1. Explain in English that you are going to teach the class how to talk about and understand people talking about sport. By the end of the lesson they will be able to say and understand 20 different sport…

Delayed dictation

What is “delayed dictation”?

Instead of getting students to transcribe immediately what you say, or what a partner says, you can enforce a 10 second delay so that students have to keep running over in their heads what they have heard. Some teachers have even used the delay time to try to distract students with music.

It’s an added challenge for students but has significant value, I think. It reminds me of a phenomenon in music called audiation. I use it frequently as a singer and I bet you do too.

Audiation is thought to be the foundation of musicianship. It takes place when we hear and comprehend music for which the sound is no longer or may never have been present. You can audiate when listening to music, performing from notation, playing “by ear,” improvising, composing, or notating music. When we have a song going round in our mind we are audiating. When we are deliberately learning a song we are audiating.

In our language teaching case, though, the earworm is a word, chunk of l…

Designing a plan to improve listening skills

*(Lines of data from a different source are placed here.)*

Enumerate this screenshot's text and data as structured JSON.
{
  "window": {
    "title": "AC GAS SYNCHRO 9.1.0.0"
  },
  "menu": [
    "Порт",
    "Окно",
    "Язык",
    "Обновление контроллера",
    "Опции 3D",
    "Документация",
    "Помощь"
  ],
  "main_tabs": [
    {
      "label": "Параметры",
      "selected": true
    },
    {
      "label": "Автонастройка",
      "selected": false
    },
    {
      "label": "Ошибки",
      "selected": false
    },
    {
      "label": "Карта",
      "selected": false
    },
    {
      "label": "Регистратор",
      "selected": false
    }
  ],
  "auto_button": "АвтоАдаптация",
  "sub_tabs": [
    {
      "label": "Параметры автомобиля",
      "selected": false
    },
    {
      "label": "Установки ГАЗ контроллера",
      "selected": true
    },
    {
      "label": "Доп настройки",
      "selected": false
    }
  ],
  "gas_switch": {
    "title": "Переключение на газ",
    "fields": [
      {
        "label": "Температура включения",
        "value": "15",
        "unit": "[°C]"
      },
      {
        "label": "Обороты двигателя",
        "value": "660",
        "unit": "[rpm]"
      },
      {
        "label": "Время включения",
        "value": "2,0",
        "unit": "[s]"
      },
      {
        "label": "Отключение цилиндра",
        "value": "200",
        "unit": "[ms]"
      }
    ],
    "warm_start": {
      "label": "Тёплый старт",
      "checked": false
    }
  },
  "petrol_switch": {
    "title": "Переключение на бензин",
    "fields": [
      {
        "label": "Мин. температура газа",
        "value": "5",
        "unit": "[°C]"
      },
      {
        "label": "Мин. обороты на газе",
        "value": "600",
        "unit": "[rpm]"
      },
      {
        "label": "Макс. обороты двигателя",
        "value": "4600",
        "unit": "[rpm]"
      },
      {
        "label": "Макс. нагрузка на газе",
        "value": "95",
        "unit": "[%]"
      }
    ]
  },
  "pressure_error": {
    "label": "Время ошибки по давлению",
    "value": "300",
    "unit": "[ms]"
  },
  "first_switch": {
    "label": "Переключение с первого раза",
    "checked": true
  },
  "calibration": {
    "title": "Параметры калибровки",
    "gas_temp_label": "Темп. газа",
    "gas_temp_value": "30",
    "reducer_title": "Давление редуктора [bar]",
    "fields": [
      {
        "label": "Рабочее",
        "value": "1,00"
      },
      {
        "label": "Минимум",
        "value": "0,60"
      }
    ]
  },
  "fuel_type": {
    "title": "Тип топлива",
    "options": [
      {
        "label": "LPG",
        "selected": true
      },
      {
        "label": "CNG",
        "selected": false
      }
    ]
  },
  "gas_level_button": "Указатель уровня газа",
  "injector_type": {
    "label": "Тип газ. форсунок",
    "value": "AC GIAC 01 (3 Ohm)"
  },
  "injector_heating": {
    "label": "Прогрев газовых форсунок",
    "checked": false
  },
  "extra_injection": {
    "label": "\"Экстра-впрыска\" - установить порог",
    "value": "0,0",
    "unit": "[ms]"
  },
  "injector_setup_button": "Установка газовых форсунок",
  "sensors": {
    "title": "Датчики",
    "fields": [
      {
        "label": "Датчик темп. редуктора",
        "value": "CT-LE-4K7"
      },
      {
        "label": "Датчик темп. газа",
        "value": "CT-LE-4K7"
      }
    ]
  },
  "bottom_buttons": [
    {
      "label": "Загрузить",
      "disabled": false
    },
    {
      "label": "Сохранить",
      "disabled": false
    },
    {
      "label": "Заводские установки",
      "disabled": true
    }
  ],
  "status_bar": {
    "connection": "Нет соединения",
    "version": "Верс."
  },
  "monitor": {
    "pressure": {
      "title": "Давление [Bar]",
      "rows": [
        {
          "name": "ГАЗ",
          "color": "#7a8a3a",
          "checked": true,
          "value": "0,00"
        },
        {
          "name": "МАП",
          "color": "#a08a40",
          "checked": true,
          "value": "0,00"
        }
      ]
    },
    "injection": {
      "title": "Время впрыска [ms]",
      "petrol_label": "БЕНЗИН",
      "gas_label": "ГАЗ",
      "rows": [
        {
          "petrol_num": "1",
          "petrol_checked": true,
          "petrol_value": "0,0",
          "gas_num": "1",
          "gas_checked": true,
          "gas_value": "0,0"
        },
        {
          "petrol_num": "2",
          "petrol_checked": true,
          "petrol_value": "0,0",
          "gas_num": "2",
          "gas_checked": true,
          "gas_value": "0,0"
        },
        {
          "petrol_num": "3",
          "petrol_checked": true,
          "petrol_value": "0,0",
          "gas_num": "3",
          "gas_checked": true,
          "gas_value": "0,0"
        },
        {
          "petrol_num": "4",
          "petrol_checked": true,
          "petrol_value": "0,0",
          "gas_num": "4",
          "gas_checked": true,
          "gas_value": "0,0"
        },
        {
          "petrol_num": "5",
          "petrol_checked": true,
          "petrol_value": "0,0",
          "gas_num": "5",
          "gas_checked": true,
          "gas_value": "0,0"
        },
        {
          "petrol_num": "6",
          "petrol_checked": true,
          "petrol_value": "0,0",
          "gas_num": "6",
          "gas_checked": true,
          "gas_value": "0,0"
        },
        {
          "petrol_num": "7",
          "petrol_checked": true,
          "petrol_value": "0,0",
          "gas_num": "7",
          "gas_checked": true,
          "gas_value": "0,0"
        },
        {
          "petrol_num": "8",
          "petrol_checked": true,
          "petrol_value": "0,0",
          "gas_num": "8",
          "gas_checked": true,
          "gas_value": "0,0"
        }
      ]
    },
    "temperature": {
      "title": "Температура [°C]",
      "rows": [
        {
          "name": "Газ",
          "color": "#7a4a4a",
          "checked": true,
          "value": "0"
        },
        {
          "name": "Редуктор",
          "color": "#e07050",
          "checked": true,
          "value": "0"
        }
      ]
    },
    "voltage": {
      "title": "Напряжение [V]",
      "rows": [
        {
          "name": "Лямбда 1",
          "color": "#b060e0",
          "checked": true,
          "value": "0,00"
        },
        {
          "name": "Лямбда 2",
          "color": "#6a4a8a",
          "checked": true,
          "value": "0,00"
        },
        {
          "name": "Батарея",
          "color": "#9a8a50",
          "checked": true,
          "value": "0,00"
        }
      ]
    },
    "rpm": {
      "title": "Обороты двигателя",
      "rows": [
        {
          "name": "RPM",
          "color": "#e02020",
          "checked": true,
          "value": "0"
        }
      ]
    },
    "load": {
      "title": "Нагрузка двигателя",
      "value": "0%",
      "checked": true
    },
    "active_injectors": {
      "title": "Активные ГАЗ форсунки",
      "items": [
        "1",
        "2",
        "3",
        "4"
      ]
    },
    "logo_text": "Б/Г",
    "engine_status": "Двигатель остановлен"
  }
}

Read many books and articles about listening and you’ll see it described as the forgotten skill. It certainly seems to be the one which causes anxiety for both teachers and students. The reasons are clear: you only get a very few chances to hear the material, exercises feel like tests and listening is, well, hard. Just think of the complex processes involved: segmenting the sound stream, knowing lots of words and phrases, using grammatical knowledge to make meaning, coping with a new sound system and more. Add to this the fact that in England they have recently decided to make listening tests harder (too hard) and many teachers are wondering what else they can do to help their classes.

For students to become good listeners takes lots of time and practice, so there are no quick fixes. However, I’m going to suggest, very concisely, what principles could be the basis of an overall plan of action. These could be the basis of a useful departmental discussion or day-to-day chats about meth…

GCSE and IGCSE revision links 2018

It's coming up to that time of year again. In England and Wales. Here is a handy list of some good interactive revision links for this level. These links are also good for intermediate exams in Scotland, Ireland and other English-speaking countries. You could copy and paste this to print off for students.

Don't forget the GCSE revision material on frenchteacher.net of course! How could you?

As far as apps for students are concerned, I would suggest the Cramit one, Memrise and Learn French which is pretty good for vocabulary. For Android devices try the Learn French Vocabulary Free. For listening, you could suggest Coffee Break French from Radio Lingua Network (iTunes podcasts).

Listening
http://www.bbc.co.uk/schools/gcsebitesize/french/ (Foundation/Higher) http://www.bbc.co.uk/languages/french/ (Foundation/Higher)
http://www.audio-lingua.eu/spip.php?rubrique1&lang=fr (Foundation/Higher) http://www.ashcombe.surrey.sch.uk/07-langcoll/MFL-resources/french/fr-video-index.shtml